putin2Reports, witnesses, recount Putin’s beatings, arrests of Christians, demolition of churches

Evangelical Christians are the victims of increasing violence at the hands of Russian President Vladimir Putin, international observers and oppressed Christians report.

The State Department’s “International Religious Freedom Report for 2014” reveals widespread oppression of Christians in Russia and Russia-controlled territories, including kidnappings and beatings of Christians and demolition attacks on churches by police.

The report points to attacks on evangelical and Protestant Christians by Putin-controlled forces in Ukraine.

In the eastern Ukrainian oblasts of Donetsk and Luhansk, Russian-backed separatists proclaimed the so-called Donetsk and Luhansk People’s Republics,” the report reads. “In the areas they control, the separatists have kidnapped, beaten, and threatened Protestants, Catholics, and members of the Ukrainian Orthodox Church of the Kyiv Patriarchate, as well as participated in anti-Semitic acts.”

That’s just the beginning of Putin’s attempts to exterminate Protestant Christians and religious minorities in territories he controls.

The State Department details numerous attacks on Protestants, evangelical Christians and other religious minorities.

The report reveals that in just 2014:

In the wake of the Russian Federation’s occupation of Crimea, religious minorities, in particular members of the Ukrainian Orthodox Church of the Kyiv Patriarchate (UOC-KP), the Ukrainian Greek Catholic Church, and Muslim Tatars, have been subjected to harassment, intimidation, detentions, and beatings…

…Some religious leaders, including the region’s chief reform Rabbi, were threatened and fled in the initial days of the occupation, while many Catholic Priests and nuns and Turkish Imams were denied residency permits and had to leave,” the State Department reports…

…In July the Taganrog City Court had convicted and sentenced seven of the 16 Jehovah’s Witnesses for organizing and attending illegal religious meetings…

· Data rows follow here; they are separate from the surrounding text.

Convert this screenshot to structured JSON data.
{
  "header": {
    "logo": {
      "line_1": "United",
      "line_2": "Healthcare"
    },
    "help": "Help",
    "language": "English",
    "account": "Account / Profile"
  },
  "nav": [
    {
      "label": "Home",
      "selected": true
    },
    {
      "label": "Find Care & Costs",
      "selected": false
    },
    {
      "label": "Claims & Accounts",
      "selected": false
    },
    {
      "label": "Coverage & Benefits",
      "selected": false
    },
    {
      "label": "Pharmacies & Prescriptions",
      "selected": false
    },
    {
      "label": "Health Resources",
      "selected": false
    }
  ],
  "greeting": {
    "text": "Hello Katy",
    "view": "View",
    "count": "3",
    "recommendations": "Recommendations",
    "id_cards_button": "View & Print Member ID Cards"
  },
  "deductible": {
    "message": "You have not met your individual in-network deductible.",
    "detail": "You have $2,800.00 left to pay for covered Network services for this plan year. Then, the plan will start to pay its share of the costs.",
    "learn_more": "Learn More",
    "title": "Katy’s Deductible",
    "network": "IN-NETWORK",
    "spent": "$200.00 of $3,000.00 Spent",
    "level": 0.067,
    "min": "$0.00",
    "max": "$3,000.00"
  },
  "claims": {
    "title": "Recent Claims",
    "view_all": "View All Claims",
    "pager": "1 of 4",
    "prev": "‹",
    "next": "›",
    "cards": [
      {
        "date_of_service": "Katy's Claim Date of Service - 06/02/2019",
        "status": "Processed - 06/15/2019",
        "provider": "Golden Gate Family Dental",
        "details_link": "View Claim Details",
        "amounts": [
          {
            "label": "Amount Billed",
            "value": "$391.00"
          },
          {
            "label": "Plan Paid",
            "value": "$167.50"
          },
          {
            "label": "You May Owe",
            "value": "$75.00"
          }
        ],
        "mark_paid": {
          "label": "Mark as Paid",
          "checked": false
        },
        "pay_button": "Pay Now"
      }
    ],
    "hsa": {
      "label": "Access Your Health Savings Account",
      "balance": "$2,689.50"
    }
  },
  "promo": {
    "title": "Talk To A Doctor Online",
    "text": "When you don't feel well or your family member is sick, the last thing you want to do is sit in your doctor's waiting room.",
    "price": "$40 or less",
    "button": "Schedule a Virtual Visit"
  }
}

…In October authorities in Sochi fined the leader of the religious group Christian Community, Alex Kolyasnikov, 30,000 rubles ($511) for hosting an unauthorized meeting in a public café.

Kolyasnikov was found guilty of “violating the established order for organizing and/or holding meetings, rallies, demonstrations, marches, and pickets” under the law limiting the places in which prayer and public religious observance may be conducted without prior approval.”

…In February Chelyabinsk law enforcement officials inspected a Protestant-run drug and alcohol rehabilitation center in the village of Smolino, removed its beneficiaries, seized religious materials, and threatened criminal charges…

…In July the prosecutor’s office in Vladivostok carried out an inspection of the Church of Evangelical Baptist Christians that resulted in a 19,800-ruble ($337) fine for fire safety violations and a 15-day detention for the church’s pastor.

Church members said authorities had been searching for extremist literature and cited the church for safety violations when they could find no evidence of any material that could be classified as extremist…

… On May 21, a court refused Lutherans in Vyborg restitution of their former parish house, which they hoped to use as the pastor’s accommodation and a Sunday school. The court ruled the intended purpose was not “religious” as required under the Law on the Transfer of Religious Property to Religious Organizations.

Christians in Russia also detail such human rights abuses as demolition attacks on their churches, enforced by Russian police.

“Sveta Romanyuk finds it difficult to talk about what happened the night of Sept. 6, 2012,” CBN News reports.

“What they did was not right. We didn’t even have time to save the Bibles,” she said.

“I want the people who did this to know I still love Christ and I am going to pray for them and our country,” Sveta said.

“In the early hours that September morning, about 45 men, backed by local Russian police, descended on Holy Trinity Pentecostal Church,” CBN reports.

“I got here around 4 a.m. and saw two large excavators tearing through the church building,” Zhidkov Maxim, who attends the church, said. “The police just stood and watched the whole thing.”

“Unfortunately, what we are seeing today is nothing new. For decades evangelical Christians in Russia have experienced similar or worse,” the church’s pastor, Vasily Romanyuk says.

Putin wants to make it clear evangelicals and Protestants will be met with violence in his Russia.

“They chose in front of the entire public, in front of the entire world, in Moscow, in the largest city in Russia, the capital, just to simply level the evangelical church making that statement,” Sergey Rakhuba, with Russian Ministries, said.

Kidnappings, beatings, arrests and destruction of churches aren’t Christian values, but they are Putin’s commandments.